Each record, in full, must be restated word for word.

-- Task input follows --

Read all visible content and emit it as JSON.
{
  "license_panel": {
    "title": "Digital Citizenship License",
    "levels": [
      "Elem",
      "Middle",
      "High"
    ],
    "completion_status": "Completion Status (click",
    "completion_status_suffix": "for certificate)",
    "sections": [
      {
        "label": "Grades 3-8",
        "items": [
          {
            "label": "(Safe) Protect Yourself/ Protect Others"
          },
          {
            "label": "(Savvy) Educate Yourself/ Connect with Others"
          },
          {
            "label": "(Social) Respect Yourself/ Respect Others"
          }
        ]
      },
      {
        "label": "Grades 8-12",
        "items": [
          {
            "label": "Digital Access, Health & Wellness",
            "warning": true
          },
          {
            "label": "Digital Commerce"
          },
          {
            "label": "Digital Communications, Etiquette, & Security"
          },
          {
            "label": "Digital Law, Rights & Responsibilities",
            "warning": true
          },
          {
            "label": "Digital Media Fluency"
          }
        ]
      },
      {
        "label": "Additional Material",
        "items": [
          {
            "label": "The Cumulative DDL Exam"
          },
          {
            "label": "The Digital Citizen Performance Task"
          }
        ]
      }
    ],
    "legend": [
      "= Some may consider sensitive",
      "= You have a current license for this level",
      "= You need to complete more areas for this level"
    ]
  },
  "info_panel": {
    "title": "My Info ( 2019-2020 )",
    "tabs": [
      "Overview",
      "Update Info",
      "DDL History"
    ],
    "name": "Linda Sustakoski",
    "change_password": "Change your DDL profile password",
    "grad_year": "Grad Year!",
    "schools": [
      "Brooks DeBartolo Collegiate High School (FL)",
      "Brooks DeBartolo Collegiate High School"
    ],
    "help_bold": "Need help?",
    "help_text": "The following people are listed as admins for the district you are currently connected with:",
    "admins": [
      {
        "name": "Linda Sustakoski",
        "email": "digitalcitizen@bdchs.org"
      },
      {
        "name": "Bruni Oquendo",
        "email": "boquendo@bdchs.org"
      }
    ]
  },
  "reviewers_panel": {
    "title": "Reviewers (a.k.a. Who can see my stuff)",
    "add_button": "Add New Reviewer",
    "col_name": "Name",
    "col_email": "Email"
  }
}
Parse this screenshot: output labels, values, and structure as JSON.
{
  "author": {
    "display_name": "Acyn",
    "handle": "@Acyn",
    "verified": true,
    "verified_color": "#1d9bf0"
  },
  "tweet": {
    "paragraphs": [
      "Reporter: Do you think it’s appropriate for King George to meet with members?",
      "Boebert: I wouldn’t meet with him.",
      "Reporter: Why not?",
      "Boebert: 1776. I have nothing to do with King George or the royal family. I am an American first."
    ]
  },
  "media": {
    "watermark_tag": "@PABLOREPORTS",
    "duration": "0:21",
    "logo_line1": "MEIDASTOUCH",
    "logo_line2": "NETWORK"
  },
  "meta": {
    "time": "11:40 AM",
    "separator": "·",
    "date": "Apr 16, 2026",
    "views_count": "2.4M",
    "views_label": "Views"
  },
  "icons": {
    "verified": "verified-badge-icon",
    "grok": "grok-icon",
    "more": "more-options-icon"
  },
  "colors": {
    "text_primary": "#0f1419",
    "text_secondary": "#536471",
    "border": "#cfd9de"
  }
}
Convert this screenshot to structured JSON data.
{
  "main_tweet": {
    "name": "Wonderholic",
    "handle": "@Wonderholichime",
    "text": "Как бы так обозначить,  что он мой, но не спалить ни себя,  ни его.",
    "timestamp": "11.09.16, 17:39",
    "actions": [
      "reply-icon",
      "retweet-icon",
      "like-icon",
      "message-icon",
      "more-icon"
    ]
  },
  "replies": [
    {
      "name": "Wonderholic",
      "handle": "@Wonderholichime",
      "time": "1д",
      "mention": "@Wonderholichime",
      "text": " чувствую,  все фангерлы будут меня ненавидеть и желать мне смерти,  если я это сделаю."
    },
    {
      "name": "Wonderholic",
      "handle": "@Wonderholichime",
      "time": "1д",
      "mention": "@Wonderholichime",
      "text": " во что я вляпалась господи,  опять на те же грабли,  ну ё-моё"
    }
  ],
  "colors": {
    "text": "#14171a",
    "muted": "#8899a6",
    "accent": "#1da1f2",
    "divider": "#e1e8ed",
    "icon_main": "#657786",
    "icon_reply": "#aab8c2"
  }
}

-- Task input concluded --

# Answer section
Read all visible content and emit it as JSON.
{
  "license_panel": {
    "title": "Digital Citizenship License",
    "levels": [
      "Elem",
      "Middle",
      "High"
    ],
    "completion_status": "Completion Status (click",
    "completion_status_suffix": "for certificate)",
    "sections": [
      {
        "label": "Grades 3-8",
        "items": [
          {
            "label": "(Safe) Protect Yourself/ Protect Others"
          },
          {
            "label": "(Savvy) Educate Yourself/ Connect with Others"
          },
          {
            "label": "(Social) Respect Yourself/ Respect Others"
          }
        ]
      },
      {
        "label": "Grades 8-12",
        "items": [
          {
            "label": "Digital Access, Health & Wellness",
            "warning": true
          },
          {
            "label": "Digital Commerce"
          },
          {
            "label": "Digital Communications, Etiquette, & Security"
          },
          {
            "label": "Digital Law, Rights & Responsibilities",
            "warning": true
          },
          {
            "label": "Digital Media Fluency"
          }
        ]
      },
      {
        "label": "Additional Material",
        "items": [
          {
            "label": "The Cumulative DDL Exam"
          },
          {
            "label": "The Digital Citizen Performance Task"
          }
        ]
      }
    ],
    "legend": [
      "= Some may consider sensitive",
      "= You have a current license for this level",
      "= You need to complete more areas for this level"
    ]
  },
  "info_panel": {
    "title": "My Info ( 2019-2020 )",
    "tabs": [
      "Overview",
      "Update Info",
      "DDL History"
    ],
    "name": "Linda Sustakoski",
    "change_password": "Change your DDL profile password",
    "grad_year": "Grad Year!",
    "schools": [
      "Brooks DeBartolo Collegiate High School (FL)",
      "Brooks DeBartolo Collegiate High School"
    ],
    "help_bold": "Need help?",
    "help_text": "The following people are listed as admins for the district you are currently connected with:",
    "admins": [
      {
        "name": "Linda Sustakoski",
        "email": "digitalcitizen@bdchs.org"
      },
      {
        "name": "Bruni Oquendo",
        "email": "boquendo@bdchs.org"
      }
    ]
  },
  "reviewers_panel": {
    "title": "Reviewers (a.k.a. Who can see my stuff)",
    "add_button": "Add New Reviewer",
    "col_name": "Name",
    "col_email": "Email"
  }
}
Parse this screenshot: output labels, values, and structure as JSON.
{
  "author": {
    "display_name": "Acyn",
    "handle": "@Acyn",
    "verified": true,
    "verified_color": "#1d9bf0"
  },
  "tweet": {
    "paragraphs": [
      "Reporter: Do you think it’s appropriate for King George to meet with members?",
      "Boebert: I wouldn’t meet with him.",
      "Reporter: Why not?",
      "Boebert: 1776. I have nothing to do with King George or the royal family. I am an American first."
    ]
  },
  "media": {
    "watermark_tag": "@PABLOREPORTS",
    "duration": "0:21",
    "logo_line1": "MEIDASTOUCH",
    "logo_line2": "NETWORK"
  },
  "meta": {
    "time": "11:40 AM",
    "separator": "·",
    "date": "Apr 16, 2026",
    "views_count": "2.4M",
    "views_label": "Views"
  },
  "icons": {
    "verified": "verified-badge-icon",
    "grok": "grok-icon",
    "more": "more-options-icon"
  },
  "colors": {
    "text_primary": "#0f1419",
    "text_secondary": "#536471",
    "border": "#cfd9de"
  }
}
Convert this screenshot to structured JSON data.
{
  "main_tweet": {
    "name": "Wonderholic",
    "handle": "@Wonderholichime",
    "text": "Как бы так обозначить,  что он мой, но не спалить ни себя,  ни его.",
    "timestamp": "11.09.16, 17:39",
    "actions": [
      "reply-icon",
      "retweet-icon",
      "like-icon",
      "message-icon",
      "more-icon"
    ]
  },
  "replies": [
    {
      "name": "Wonderholic",
      "handle": "@Wonderholichime",
      "time": "1д",
      "mention": "@Wonderholichime",
      "text": " чувствую,  все фангерлы будут меня ненавидеть и желать мне смерти,  если я это сделаю."
    },
    {
      "name": "Wonderholic",
      "handle": "@Wonderholichime",
      "time": "1д",
      "mention": "@Wonderholichime",
      "text": " во что я вляпалась господи,  опять на те же грабли,  ну ё-моё"
    }
  ],
  "colors": {
    "text": "#14171a",
    "muted": "#8899a6",
    "accent": "#1da1f2",
    "divider": "#e1e8ed",
    "icon_main": "#657786",
    "icon_reply": "#aab8c2"
  }
}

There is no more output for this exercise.